This project reviewed the criminal defence of insanity (section 23 of the Crimes Act 1961), and Ministerial release arrangements for patients detained on the grounds of insanity or unfitness to stand trial.A final report was published and tabled in Parliament in December 2010.
Terms of reference
The Law Commission has been directed to review the current defence of insanity (section 23 of the Crimes Act 1961) and in particular to consider:
- Whether the defence is appropriate in its nature and scope.
- If not, whether it should be abolished or modified.
- The way in which the defence should be put to and considered by the court.
- Issues relating to the burden and standard of proof.
In relation to partial defences, the Commission has been asked to further consider issues arising from its recommendations in Some Criminal Defences with Particular Reference to Battered Defendants, including:
- Will the repeal of partial defences unduly disadvantage persons with mental illness or disability, battered defendants, and any other minority groups who may be particularly reliant on such defences?
- Undertake gender analysis of the current operation of partial defences, and in light of this, consider the gender implications of the recommendation for partial defence repeal.
- Is there a risk of unduly harsh sentences under section 102 of the Sentencing Act as currently drafted (and should the section therefore be amended) if partial defences are repealed?
- Is the stigma of a murder conviction appropriate for persons who have acted by reason of adverse circumstances for which society may feel some sympathy?
- Should there be a separate defence for battered defendants, in addition to or instead of current defences?
In relation to infanticide, not previously considered by the Commission:
- Are the current criteria for the defence as provided for in section 178 of the Crimes Act appropriate?
- The significance (if any) of its character as a hybrid offence/partial defence – eg, should infanticide be included consistent with the Law Commission recommendation to repeal provocation and not to introduce diminished responsibility, or did Parliament intend in framing it as a hybrid offence/partial defence to signal a unique status.
- Reform options including whether section 178 should be repealed.
Mental Impairment Decision-Making and the Insanity Defence (NZLC R120, 2010)
The Commission's Report, Mental Impairment Decision-Making and the Insanity Defence (NZLC R120, 2010) recommends a new decision-making framework for special patients, special care recipients, and restricted patients. Currently, their discharge, reclassification, and long leave for more than 7 days is dealt with by Ministers (the Minister of Health and, sometimes, the Attorney-General). Instead, we recommend a new Tribunal, the removal of the Minister of the Health from the process, and some slight modification to the Attorney-General’s functions.
The report also reviews the insanity defence in section 23 of the Crimes Act 1961. The defence, despite being quite old-fashioned, is generally thought to be working as well as could be promised by any of the available reform options. All of the options are flawed, in one way or another. No change to the defence is proposed.

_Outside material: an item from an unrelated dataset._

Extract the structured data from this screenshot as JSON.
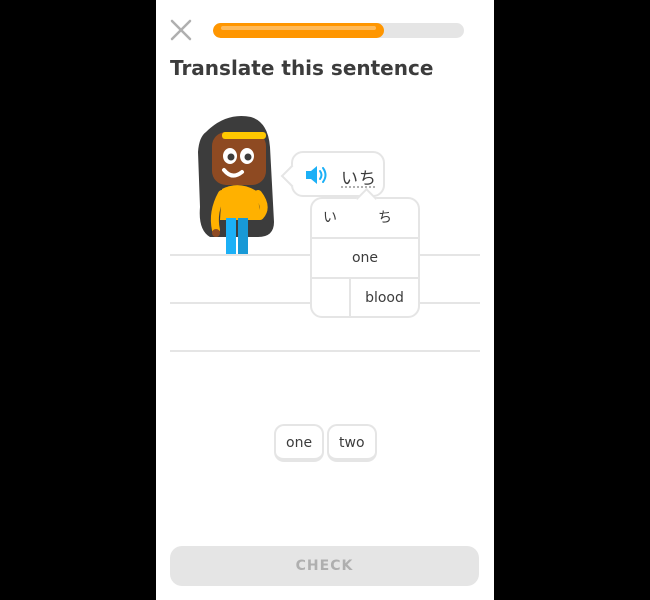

The Government agreed with the Commission’s key recommendation that changes should not be made to the defence of insanity. The Government also agreed there are issues with Ministerial decision-making under the Criminal Procedure (Mentally Impaired Persons) Act 2003 and the recommendation instead for an independent tribunal has merit, as do the other recommendations for reform to the Act and other legislation.